The combination of pyrotinib and capecitabine is a promising strategy in HER2+ breast cancer with brain metastases, as shown by the prospective phase 2 trial PERMEATE recently published on The Lancet Oncology.

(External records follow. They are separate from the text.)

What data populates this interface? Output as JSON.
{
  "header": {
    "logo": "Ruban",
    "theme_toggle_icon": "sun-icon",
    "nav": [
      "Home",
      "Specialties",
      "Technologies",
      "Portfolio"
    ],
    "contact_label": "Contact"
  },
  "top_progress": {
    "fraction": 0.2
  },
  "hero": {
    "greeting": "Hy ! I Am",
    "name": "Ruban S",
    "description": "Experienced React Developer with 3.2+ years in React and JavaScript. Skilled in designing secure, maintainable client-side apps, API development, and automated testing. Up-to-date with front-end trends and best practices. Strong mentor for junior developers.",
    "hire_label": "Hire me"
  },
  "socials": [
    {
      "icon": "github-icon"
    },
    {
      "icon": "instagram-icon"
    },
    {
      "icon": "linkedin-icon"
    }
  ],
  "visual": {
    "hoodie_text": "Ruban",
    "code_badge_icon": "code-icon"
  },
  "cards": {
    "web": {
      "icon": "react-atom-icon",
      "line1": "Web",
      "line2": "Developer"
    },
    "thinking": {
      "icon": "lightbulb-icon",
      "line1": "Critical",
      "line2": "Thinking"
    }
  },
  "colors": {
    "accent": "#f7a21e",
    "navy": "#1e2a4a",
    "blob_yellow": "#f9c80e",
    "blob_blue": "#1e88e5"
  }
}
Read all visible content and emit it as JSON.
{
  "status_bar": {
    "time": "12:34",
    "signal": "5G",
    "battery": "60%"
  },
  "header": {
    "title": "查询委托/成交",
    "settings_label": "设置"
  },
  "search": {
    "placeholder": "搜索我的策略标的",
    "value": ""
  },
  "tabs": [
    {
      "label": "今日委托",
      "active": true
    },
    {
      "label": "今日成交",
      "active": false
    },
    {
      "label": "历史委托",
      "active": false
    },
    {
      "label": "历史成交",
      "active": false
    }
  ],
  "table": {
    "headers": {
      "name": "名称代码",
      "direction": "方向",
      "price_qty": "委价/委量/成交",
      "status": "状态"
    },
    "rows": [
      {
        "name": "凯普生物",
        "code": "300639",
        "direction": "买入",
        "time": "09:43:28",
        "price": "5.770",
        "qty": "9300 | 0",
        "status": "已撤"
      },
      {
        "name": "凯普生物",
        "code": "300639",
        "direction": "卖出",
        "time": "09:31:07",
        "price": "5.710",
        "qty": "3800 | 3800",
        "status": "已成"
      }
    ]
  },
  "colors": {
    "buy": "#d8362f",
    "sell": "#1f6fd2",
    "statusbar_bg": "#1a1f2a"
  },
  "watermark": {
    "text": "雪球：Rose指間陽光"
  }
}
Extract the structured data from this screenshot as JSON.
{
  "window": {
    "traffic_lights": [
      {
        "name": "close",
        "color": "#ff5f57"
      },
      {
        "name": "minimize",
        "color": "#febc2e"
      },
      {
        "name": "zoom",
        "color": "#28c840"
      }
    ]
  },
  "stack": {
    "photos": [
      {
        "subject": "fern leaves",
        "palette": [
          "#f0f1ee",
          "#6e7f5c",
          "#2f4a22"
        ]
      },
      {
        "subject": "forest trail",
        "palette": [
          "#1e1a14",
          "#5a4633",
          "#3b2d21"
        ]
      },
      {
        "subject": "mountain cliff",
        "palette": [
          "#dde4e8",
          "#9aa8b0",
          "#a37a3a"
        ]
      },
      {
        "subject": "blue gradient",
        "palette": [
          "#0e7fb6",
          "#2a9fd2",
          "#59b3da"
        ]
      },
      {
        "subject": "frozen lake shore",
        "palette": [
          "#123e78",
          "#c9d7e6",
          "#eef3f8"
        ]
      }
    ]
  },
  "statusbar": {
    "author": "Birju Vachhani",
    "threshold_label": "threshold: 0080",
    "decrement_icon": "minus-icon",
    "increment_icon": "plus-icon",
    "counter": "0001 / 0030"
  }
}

After treatment with trastuzumab, approximately 30–50% of patients with HER2+ metastatic breast cancer develop brain metastases usually treated with local therapy, but recurrences are common: a systemic therapy could control both intracranial and extracranial metastases, thus it could be preferable. In this multicenter, single-arm phase 2 trial, authors tested pyrotinib, an oral irreversible tyrosine kinase inhibitor, and capecitabine in 78 patients with HER2+ breast cancer and brain metastases: 59 were radiotherapy-naïve (cohort A), 19 had progressive disease after radiotherapy (cohort B). In both cohorts, patients received pyrotinib and capecitabine as 21-day cycle. The median follow-up was 15.7 months, and the intracranial objective response rate was 74.6% for cohort A and 42.1% for cohort B; there was also a central nervous system objective response in 13 patients of cohort A and 6 patients of cohort B; the median progression-free survival was 11.3 months vs 5.6 months in each cohort, respectively. Data showed that pyrotinib plus capecitabine is well tolerated and active for both intracranial and extracranial lesions, especially for patients with radiotherapy-naive brain metastases, with adverse events consistent with the known toxicity profile of pyrotinib plus capecitabine. Results of this phase 2 study provide evidence of promising antitumor activity for this combination in patients with HER2+ metastatic breast cancer and brain metastases, especially in those with radiotherapy-naive brain metastases, thus warranting further validation through randomized and controlled clinical research.